Material for this task:
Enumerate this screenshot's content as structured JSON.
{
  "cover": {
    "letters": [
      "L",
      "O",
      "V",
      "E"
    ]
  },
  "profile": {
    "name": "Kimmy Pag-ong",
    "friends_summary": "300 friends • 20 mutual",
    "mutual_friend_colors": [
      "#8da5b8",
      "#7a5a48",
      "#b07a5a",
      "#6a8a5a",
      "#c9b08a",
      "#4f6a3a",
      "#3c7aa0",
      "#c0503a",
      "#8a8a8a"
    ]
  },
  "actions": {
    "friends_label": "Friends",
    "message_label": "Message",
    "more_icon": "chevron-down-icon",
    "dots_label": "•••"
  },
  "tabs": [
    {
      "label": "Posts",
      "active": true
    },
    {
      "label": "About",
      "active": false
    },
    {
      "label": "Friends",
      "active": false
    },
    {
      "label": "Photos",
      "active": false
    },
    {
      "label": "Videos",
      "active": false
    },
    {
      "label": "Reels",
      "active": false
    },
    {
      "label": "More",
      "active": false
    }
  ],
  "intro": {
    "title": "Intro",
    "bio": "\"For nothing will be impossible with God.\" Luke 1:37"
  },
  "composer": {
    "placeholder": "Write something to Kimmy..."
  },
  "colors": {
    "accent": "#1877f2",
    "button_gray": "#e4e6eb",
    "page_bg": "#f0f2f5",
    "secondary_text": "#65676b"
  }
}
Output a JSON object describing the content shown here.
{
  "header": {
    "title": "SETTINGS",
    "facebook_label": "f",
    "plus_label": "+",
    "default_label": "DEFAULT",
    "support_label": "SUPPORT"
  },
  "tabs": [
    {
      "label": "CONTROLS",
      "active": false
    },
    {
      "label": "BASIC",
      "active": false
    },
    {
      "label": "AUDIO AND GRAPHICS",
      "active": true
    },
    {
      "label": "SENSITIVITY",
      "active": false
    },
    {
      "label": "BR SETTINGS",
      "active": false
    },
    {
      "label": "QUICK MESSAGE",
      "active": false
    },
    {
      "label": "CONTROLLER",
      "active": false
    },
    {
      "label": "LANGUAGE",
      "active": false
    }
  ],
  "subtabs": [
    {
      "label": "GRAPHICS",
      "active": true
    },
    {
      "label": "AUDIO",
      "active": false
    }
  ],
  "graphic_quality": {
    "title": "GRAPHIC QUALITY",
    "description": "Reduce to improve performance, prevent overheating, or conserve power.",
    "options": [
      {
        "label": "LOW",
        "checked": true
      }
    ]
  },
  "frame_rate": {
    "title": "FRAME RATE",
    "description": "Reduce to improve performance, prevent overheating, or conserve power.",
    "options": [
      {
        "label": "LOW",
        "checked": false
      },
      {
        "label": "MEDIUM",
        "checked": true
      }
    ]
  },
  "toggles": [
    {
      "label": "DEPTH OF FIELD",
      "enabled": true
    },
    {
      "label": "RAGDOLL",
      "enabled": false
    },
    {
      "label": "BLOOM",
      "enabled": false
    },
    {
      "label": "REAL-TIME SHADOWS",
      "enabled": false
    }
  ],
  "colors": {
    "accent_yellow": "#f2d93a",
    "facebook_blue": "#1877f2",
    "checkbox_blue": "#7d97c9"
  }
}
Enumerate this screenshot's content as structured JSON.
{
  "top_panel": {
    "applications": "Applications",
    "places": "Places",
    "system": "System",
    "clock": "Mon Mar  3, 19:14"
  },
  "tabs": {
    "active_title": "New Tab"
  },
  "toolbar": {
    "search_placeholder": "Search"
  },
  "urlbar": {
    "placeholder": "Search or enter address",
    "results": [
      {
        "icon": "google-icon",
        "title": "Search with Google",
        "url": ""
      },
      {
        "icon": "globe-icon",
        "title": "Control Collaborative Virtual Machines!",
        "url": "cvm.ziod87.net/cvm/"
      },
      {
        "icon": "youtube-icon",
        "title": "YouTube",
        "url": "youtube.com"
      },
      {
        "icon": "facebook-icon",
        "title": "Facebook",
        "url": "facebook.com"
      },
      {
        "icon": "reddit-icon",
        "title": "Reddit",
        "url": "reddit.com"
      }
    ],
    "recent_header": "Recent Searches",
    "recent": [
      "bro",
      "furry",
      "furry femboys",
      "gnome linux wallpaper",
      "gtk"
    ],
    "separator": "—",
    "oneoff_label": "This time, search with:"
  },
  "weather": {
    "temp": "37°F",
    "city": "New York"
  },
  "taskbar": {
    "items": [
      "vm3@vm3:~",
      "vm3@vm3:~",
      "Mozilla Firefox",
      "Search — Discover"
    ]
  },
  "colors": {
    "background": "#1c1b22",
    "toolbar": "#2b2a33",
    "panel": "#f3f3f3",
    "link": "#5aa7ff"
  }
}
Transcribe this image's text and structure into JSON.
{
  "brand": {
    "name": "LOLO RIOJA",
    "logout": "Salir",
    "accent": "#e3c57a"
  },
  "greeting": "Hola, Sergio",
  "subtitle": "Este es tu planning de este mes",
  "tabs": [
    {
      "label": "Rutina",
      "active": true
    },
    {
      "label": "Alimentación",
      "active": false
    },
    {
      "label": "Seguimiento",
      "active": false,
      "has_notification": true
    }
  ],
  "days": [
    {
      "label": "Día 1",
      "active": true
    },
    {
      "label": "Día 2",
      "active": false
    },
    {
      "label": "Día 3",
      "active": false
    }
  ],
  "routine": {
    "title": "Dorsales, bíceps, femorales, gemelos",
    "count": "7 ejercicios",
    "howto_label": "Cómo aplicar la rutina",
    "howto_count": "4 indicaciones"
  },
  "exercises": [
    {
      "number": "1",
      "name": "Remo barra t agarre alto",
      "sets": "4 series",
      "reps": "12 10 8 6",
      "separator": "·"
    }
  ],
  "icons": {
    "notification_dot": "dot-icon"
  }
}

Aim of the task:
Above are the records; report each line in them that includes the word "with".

Answer:
    "bio": "\"For nothing will be impossible with God.\" Luke 1:37"
        "title": "Search with Google",
    "oneoff_label": "This time, search with:"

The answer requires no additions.